(Beginning of Data listing)
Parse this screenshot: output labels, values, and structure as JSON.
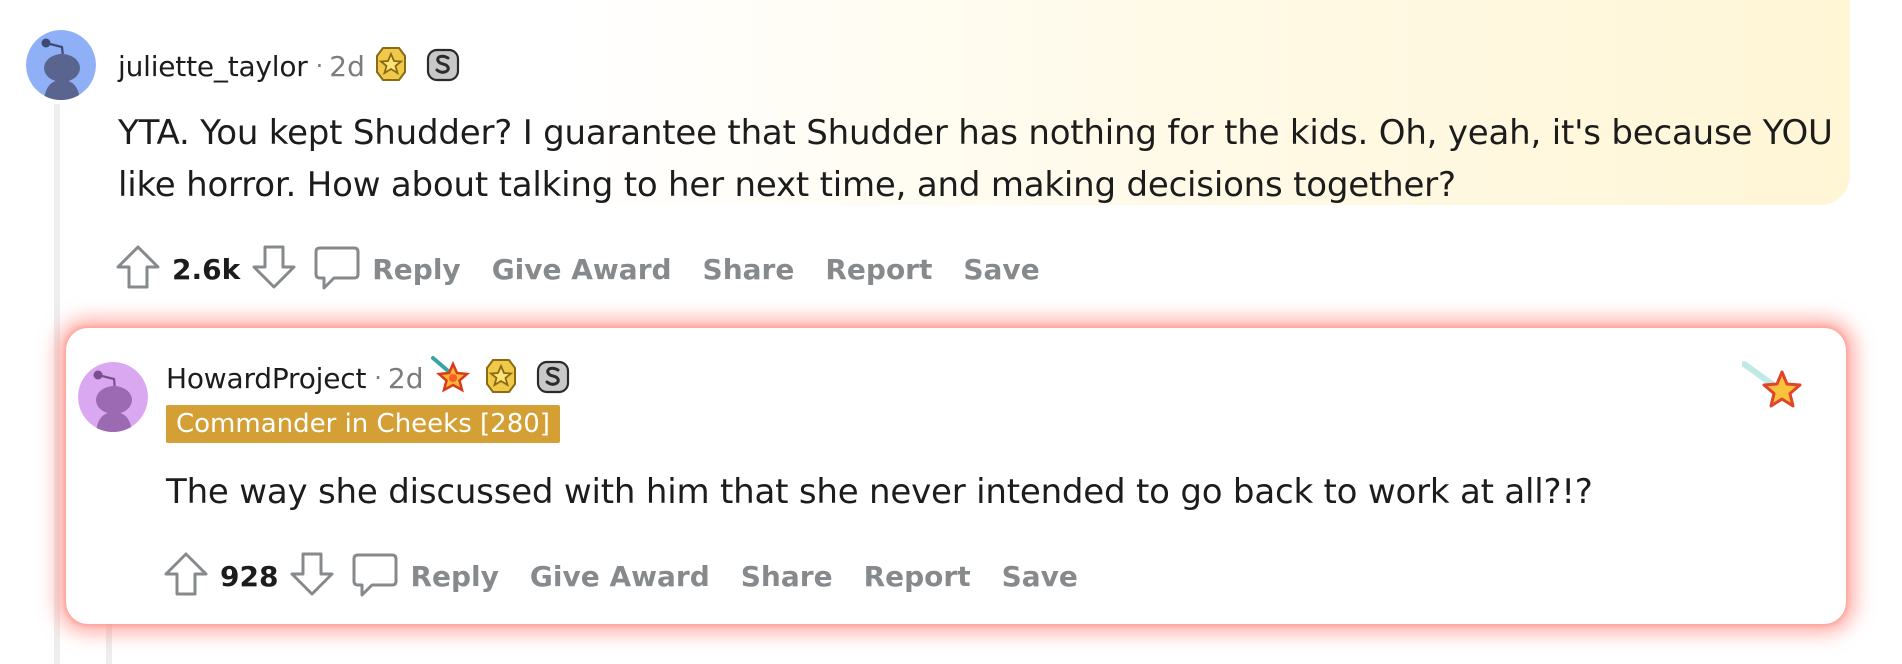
{
  "comments": [
    {
      "username": "juliette_taylor",
      "separator": "·",
      "age": "2d",
      "awards": [
        "gold-award-icon",
        "silver-award-icon"
      ],
      "body_line1": "YTA. You kept Shudder? I guarantee that Shudder has nothing for the kids. Oh, yeah, it's because YOU",
      "body_line2": "like horror. How about talking to her next time, and making decisions together?",
      "score": "2.6k",
      "actions": {
        "reply": "Reply",
        "give_award": "Give Award",
        "share": "Share",
        "report": "Report",
        "save": "Save"
      },
      "avatar_color": "#8fb0f7"
    },
    {
      "username": "HowardProject",
      "separator": "·",
      "age": "2d",
      "awards": [
        "rocket-star-award-icon",
        "gold-award-icon",
        "silver-award-icon"
      ],
      "flair": "Commander in Cheeks [280]",
      "body": "The way she discussed with him that she never intended to go back to work at all?!?",
      "score": "928",
      "actions": {
        "reply": "Reply",
        "give_award": "Give Award",
        "share": "Share",
        "report": "Report",
        "save": "Save"
      },
      "avatar_color": "#d9a8f0",
      "corner_award": "shooting-star-icon"
    }
  ],
  "colors": {
    "flair_bg": "#d4a035",
    "highlight_glow": "#ff786e",
    "action_gray": "#878a8c"
  }
}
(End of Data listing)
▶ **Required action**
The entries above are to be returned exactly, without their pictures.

▶ **Exercise solution**
Parse this screenshot: output labels, values, and structure as JSON.
{
  "comments": [
    {
      "username": "juliette_taylor",
      "separator": "·",
      "age": "2d",
      "awards": [
        "gold-award-icon",
        "silver-award-icon"
      ],
      "body_line1": "YTA. You kept Shudder? I guarantee that Shudder has nothing for the kids. Oh, yeah, it's because YOU",
      "body_line2": "like horror. How about talking to her next time, and making decisions together?",
      "score": "2.6k",
      "actions": {
        "reply": "Reply",
        "give_award": "Give Award",
        "share": "Share",
        "report": "Report",
        "save": "Save"
      },
      "avatar_color": "#8fb0f7"
    },
    {
      "username": "HowardProject",
      "separator": "·",
      "age": "2d",
      "awards": [
        "rocket-star-award-icon",
        "gold-award-icon",
        "silver-award-icon"
      ],
      "flair": "Commander in Cheeks [280]",
      "body": "The way she discussed with him that she never intended to go back to work at all?!?",
      "score": "928",
      "actions": {
        "reply": "Reply",
        "give_award": "Give Award",
        "share": "Share",
        "report": "Report",
        "save": "Save"
      },
      "avatar_color": "#d9a8f0",
      "corner_award": "shooting-star-icon"
    }
  ],
  "colors": {
    "flair_bg": "#d4a035",
    "highlight_glow": "#ff786e",
    "action_gray": "#878a8c"
  }
}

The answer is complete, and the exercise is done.